(Records)
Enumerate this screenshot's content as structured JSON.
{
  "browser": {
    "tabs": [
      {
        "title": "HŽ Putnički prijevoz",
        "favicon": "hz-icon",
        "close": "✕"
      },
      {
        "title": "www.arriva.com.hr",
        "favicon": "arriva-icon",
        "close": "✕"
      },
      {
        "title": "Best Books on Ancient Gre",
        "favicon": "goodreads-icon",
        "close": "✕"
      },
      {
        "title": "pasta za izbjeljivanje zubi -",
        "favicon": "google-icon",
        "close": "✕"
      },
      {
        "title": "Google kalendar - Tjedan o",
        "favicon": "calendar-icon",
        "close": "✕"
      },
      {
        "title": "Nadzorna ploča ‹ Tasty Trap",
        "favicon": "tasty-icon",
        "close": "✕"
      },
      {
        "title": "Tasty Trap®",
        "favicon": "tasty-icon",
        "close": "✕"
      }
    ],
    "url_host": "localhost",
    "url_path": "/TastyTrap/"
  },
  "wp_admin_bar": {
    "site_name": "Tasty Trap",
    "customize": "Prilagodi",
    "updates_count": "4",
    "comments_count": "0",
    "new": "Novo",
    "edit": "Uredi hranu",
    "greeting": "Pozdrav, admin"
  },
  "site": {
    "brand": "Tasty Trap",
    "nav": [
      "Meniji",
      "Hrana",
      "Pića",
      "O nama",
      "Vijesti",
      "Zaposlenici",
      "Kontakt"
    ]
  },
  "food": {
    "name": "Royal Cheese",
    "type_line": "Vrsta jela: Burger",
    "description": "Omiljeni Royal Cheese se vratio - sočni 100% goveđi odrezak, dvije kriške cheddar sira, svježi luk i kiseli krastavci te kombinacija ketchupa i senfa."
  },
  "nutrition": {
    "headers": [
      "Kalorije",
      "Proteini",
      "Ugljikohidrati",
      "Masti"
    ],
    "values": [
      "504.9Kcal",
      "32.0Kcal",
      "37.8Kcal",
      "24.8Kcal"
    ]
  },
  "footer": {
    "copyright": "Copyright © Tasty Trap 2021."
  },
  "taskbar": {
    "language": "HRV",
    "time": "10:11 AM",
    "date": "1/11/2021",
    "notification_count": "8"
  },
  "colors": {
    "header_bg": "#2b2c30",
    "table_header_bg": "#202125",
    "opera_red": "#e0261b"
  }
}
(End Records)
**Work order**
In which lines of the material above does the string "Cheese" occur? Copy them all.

**Task answer**
    "name": "Royal Cheese",
    "description": "Omiljeni Royal Cheese se vratio - sočni 100% goveđi odrezak, dvije kriške cheddar sira, svježi luk i kiseli krastavci te kombinacija ketchupa i senfa."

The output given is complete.